■ **Exercise objective**: Within the listing below, how many lines contain the word "Fetch"? Answer with the number only.

■ **Entries shown**:
——

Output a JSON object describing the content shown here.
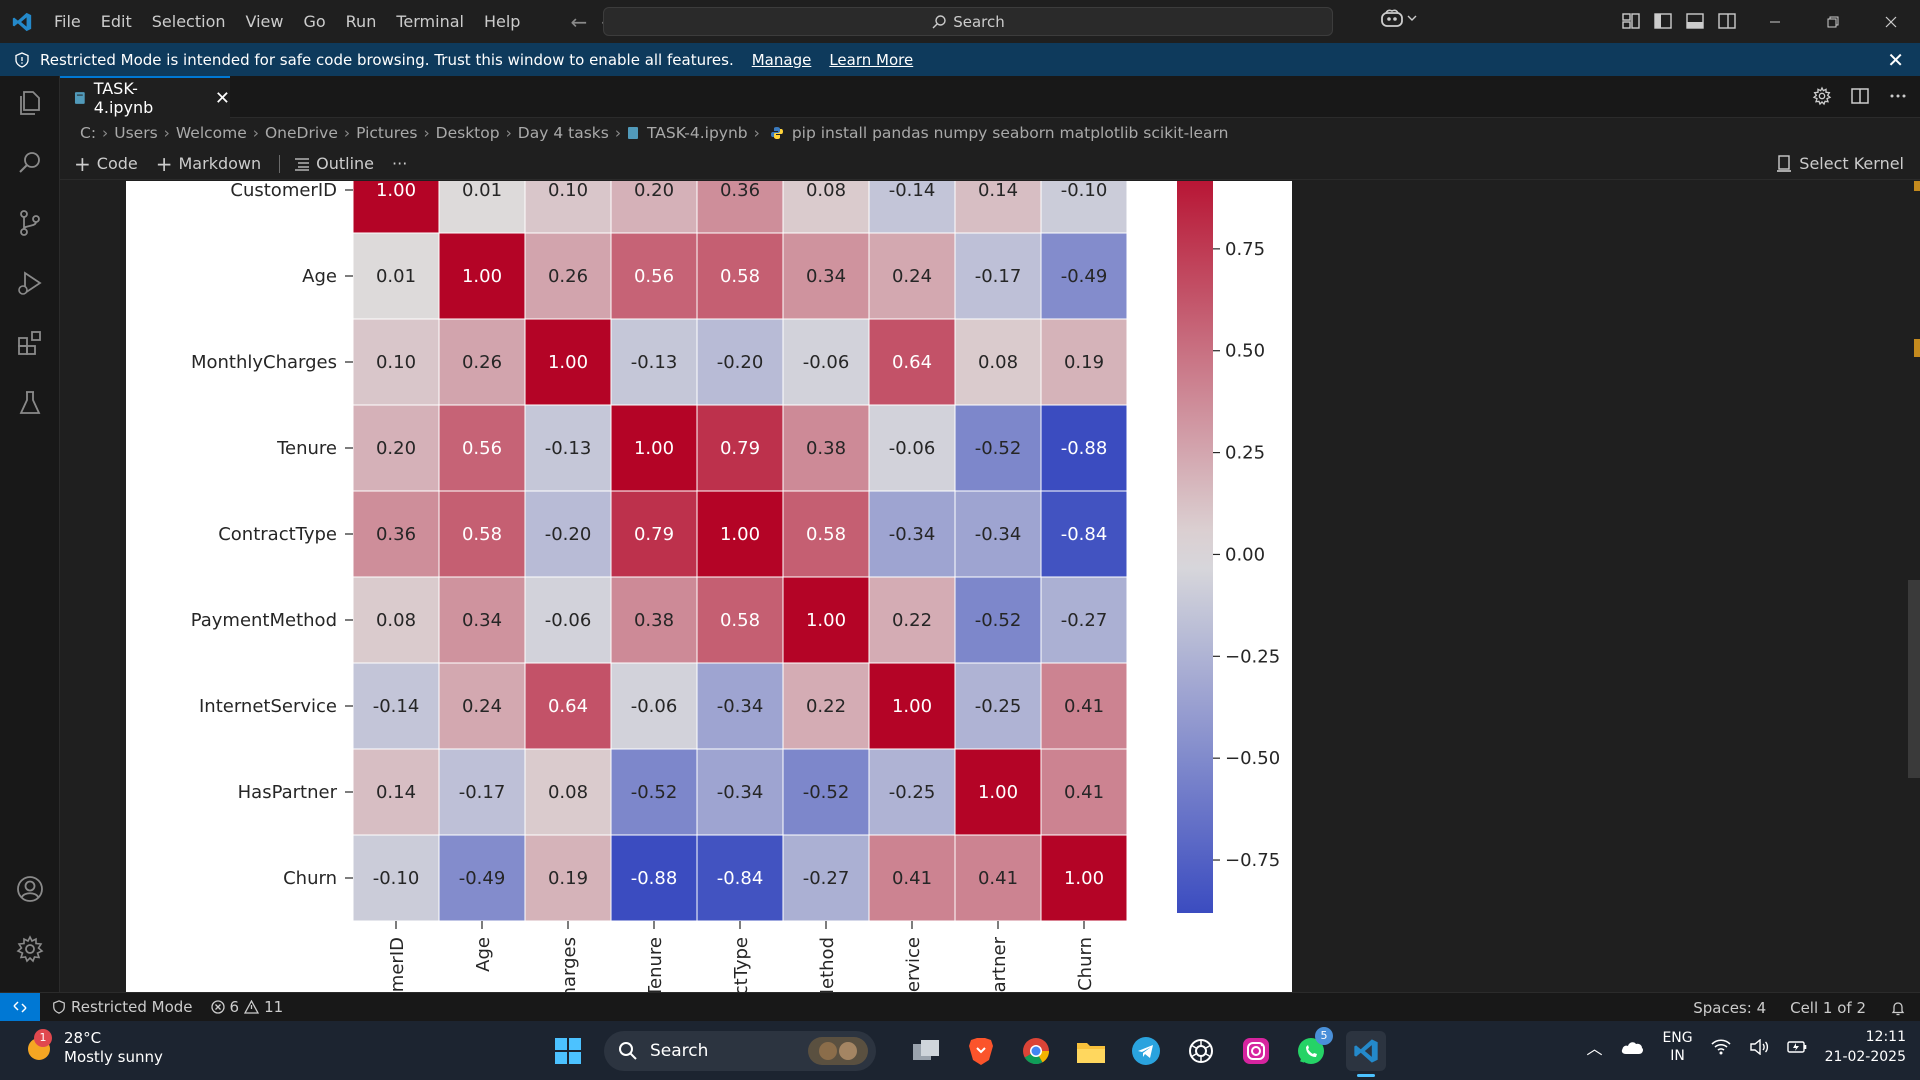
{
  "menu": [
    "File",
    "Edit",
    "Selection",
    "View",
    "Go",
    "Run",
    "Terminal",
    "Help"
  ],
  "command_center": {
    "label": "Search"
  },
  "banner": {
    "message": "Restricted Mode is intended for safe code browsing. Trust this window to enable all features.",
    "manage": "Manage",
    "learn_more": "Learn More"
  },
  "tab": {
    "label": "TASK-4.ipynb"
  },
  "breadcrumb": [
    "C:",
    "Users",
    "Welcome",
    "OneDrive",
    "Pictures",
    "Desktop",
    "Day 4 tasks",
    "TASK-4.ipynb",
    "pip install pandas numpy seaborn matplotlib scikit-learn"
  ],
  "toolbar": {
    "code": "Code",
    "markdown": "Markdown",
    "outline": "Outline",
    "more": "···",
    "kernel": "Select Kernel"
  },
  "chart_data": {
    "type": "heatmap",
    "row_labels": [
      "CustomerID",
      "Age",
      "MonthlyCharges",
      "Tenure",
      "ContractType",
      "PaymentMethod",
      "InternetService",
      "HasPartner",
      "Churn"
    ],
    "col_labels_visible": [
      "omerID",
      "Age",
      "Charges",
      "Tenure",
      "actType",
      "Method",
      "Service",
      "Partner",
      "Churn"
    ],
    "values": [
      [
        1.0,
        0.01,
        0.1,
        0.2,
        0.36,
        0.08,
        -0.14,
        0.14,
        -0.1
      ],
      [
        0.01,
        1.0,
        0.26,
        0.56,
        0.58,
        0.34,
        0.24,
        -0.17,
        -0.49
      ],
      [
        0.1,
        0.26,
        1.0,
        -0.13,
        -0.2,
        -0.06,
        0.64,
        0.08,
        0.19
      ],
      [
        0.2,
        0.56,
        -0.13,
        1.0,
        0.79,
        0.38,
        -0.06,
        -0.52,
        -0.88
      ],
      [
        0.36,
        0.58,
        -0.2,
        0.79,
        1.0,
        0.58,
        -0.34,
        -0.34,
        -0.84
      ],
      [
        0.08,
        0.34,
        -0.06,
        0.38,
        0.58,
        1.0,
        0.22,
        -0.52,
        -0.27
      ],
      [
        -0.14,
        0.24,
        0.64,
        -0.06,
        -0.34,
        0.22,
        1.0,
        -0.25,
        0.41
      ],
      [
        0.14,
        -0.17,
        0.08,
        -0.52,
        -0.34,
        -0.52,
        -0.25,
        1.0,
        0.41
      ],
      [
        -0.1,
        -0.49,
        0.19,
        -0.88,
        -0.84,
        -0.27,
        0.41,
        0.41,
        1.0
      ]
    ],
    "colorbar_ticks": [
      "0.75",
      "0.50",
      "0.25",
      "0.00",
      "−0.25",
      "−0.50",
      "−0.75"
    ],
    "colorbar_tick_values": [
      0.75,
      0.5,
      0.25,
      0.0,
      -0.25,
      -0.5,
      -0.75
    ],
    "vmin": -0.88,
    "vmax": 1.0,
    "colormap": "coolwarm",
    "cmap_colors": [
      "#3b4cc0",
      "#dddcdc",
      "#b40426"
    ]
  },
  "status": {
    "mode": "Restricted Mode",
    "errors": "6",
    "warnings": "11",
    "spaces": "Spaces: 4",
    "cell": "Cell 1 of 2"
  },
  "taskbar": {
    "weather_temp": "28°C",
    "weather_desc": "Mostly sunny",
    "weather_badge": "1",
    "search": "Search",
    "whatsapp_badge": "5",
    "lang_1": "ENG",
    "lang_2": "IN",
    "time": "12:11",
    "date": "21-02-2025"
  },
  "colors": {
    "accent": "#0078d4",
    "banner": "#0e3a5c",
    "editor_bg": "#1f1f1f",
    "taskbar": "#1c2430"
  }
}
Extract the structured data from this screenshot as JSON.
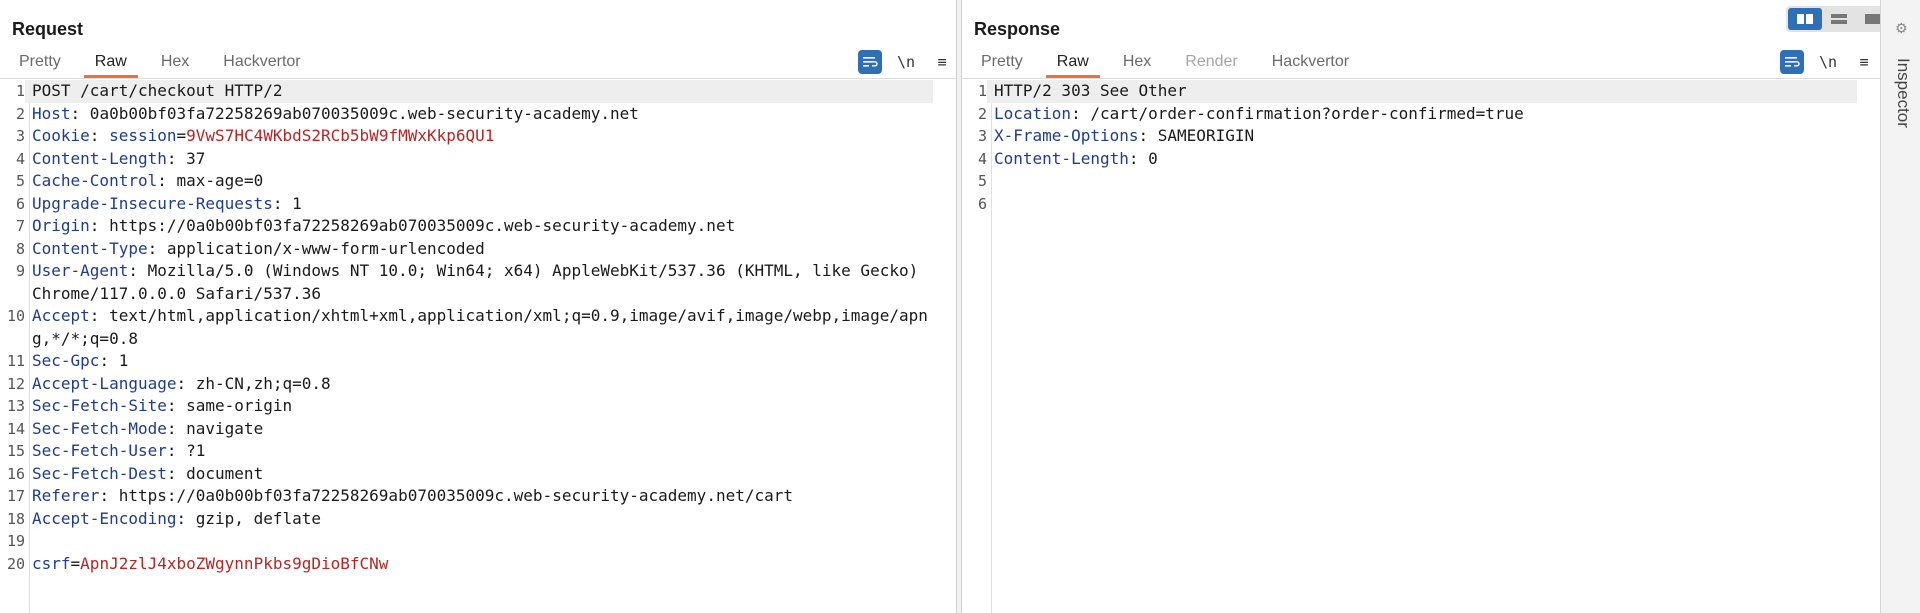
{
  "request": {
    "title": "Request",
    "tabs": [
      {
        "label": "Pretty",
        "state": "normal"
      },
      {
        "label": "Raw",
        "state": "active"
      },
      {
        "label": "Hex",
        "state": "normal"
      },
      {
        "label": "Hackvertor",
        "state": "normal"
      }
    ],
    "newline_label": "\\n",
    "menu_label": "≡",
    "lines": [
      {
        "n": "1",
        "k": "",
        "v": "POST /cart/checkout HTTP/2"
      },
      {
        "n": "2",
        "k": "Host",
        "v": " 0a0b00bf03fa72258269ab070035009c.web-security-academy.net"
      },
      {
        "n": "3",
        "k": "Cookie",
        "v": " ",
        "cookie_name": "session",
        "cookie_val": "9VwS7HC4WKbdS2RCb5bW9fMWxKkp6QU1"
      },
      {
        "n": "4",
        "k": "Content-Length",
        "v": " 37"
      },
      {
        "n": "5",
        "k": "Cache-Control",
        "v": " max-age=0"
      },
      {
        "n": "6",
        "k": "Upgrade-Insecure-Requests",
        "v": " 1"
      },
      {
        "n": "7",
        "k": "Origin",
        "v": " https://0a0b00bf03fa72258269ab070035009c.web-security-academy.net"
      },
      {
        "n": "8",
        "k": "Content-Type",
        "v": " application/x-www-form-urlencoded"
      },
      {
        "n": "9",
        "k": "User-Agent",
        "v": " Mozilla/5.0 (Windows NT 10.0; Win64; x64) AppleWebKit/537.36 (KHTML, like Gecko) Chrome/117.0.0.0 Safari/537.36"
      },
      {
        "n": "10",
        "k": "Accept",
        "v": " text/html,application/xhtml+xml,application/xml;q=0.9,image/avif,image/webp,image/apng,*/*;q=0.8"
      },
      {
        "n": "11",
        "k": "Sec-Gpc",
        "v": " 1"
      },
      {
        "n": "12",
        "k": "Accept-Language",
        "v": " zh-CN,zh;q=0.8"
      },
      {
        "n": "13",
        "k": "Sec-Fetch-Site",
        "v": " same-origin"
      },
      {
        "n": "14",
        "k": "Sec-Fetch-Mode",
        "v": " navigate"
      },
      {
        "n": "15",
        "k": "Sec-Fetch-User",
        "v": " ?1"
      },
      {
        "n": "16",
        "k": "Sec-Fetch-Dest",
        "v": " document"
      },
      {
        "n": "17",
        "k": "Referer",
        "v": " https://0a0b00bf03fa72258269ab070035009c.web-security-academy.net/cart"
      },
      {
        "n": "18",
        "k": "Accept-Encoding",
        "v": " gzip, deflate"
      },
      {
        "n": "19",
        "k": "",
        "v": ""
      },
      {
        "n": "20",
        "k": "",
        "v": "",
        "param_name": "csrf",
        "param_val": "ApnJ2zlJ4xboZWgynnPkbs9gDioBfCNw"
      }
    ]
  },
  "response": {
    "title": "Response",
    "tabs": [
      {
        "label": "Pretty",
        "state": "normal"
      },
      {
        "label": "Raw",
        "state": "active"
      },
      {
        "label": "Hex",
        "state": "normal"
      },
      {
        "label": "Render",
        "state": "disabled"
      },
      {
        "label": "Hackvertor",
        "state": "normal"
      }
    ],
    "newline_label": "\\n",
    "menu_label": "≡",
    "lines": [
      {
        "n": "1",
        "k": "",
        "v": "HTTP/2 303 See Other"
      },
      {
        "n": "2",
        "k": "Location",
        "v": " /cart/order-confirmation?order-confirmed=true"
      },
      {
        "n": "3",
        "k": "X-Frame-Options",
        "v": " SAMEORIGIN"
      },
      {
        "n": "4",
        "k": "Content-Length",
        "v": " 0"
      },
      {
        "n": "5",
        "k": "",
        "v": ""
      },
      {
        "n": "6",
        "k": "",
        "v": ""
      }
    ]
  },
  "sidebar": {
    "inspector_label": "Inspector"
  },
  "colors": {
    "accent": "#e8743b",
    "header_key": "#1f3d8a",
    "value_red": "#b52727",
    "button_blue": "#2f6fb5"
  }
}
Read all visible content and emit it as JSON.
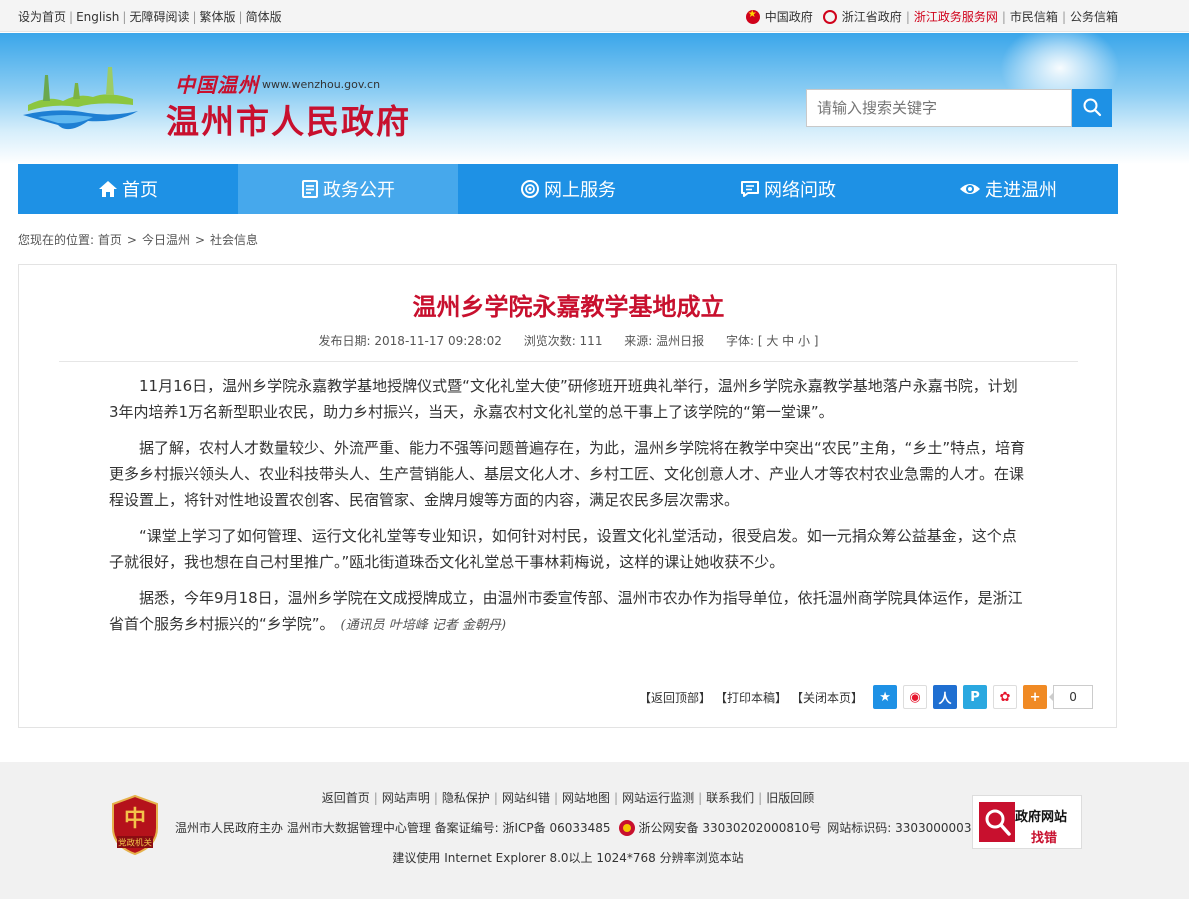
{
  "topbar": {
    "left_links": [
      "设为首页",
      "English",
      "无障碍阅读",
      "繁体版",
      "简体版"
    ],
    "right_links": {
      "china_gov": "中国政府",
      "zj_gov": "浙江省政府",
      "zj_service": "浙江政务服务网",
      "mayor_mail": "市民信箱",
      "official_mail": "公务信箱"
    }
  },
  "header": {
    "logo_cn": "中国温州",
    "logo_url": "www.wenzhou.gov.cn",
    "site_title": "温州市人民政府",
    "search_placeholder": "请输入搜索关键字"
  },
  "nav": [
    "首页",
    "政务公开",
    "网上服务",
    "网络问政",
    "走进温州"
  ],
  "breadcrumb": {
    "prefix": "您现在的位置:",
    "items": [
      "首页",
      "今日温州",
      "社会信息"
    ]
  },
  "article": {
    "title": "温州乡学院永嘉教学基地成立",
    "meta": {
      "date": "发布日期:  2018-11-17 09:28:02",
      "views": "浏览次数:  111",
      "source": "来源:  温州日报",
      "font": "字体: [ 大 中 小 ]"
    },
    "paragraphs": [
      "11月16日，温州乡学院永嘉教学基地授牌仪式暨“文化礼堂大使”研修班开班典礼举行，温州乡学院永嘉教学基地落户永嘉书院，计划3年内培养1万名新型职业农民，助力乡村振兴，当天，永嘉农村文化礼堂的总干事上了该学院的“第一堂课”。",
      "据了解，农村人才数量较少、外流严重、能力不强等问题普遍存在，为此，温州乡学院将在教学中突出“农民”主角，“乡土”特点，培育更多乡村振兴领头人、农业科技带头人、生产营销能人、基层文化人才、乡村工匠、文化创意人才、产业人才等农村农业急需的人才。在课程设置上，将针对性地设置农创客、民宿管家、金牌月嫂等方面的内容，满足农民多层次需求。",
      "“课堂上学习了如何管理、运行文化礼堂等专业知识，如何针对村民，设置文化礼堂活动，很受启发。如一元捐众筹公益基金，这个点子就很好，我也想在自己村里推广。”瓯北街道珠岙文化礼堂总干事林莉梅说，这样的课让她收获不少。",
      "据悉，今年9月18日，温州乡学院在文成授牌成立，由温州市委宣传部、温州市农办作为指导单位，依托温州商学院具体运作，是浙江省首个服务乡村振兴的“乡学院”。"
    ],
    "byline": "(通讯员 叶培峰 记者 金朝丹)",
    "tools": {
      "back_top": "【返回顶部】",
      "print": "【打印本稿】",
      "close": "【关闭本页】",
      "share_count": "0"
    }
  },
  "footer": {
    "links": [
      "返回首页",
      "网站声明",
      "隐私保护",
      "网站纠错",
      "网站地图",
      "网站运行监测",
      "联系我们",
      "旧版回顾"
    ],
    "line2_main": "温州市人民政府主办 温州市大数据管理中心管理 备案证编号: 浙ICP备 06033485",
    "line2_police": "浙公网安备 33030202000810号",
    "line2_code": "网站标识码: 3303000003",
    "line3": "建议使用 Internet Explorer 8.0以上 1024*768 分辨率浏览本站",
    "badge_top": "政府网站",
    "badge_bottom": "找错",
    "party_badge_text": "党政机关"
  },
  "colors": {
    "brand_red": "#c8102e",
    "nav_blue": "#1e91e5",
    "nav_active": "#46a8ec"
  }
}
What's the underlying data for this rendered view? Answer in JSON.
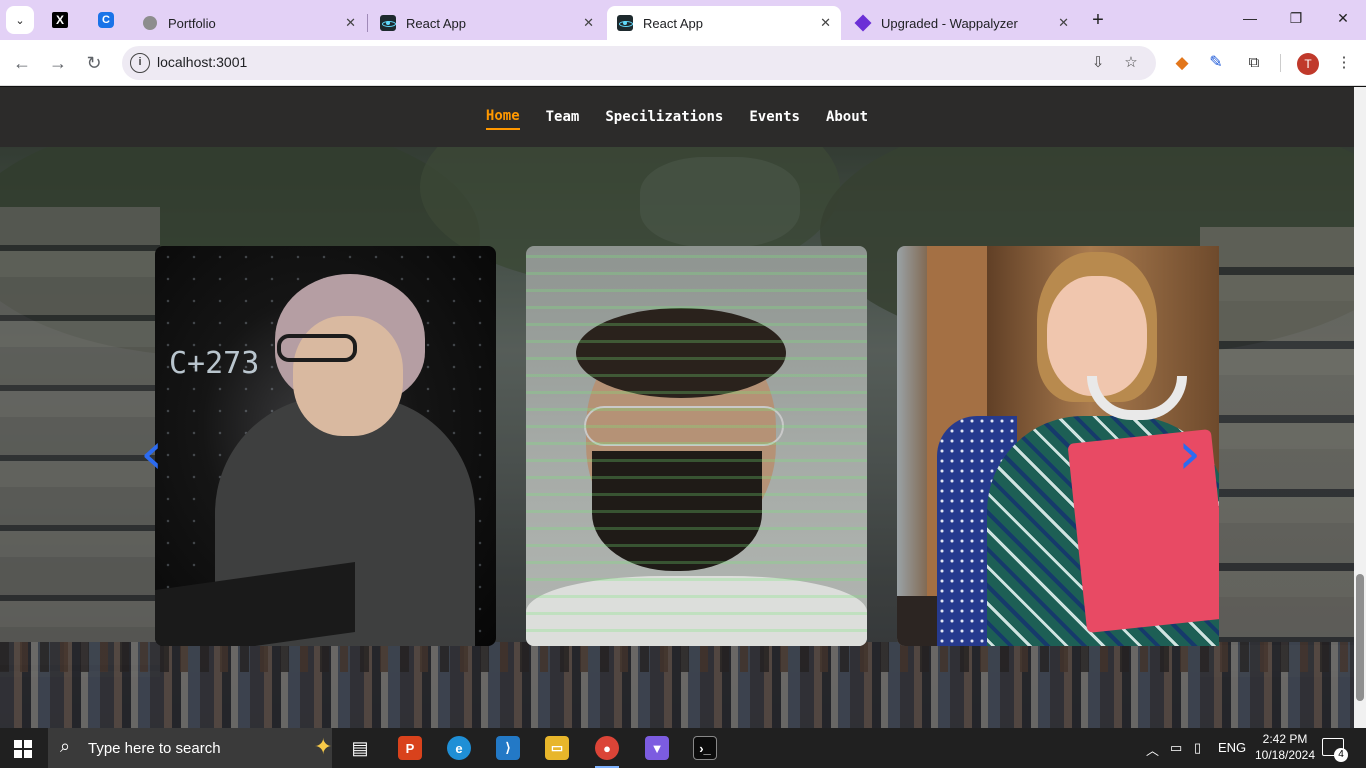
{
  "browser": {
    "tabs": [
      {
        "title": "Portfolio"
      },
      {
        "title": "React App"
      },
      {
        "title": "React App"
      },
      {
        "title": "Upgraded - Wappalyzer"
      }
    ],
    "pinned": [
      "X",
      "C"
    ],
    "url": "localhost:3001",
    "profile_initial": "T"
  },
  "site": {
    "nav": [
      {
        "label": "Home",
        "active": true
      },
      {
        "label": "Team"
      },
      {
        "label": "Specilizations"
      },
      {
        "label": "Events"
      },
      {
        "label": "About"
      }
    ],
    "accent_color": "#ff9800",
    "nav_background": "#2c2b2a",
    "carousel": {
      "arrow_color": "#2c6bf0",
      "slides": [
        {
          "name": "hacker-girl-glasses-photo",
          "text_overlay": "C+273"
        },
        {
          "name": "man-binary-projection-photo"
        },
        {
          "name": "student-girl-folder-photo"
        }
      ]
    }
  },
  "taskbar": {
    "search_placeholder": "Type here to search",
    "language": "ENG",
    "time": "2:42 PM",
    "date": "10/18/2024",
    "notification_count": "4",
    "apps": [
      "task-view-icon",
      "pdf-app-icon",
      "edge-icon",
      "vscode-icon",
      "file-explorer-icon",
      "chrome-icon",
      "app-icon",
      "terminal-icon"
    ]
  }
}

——

■ **Reply**: 4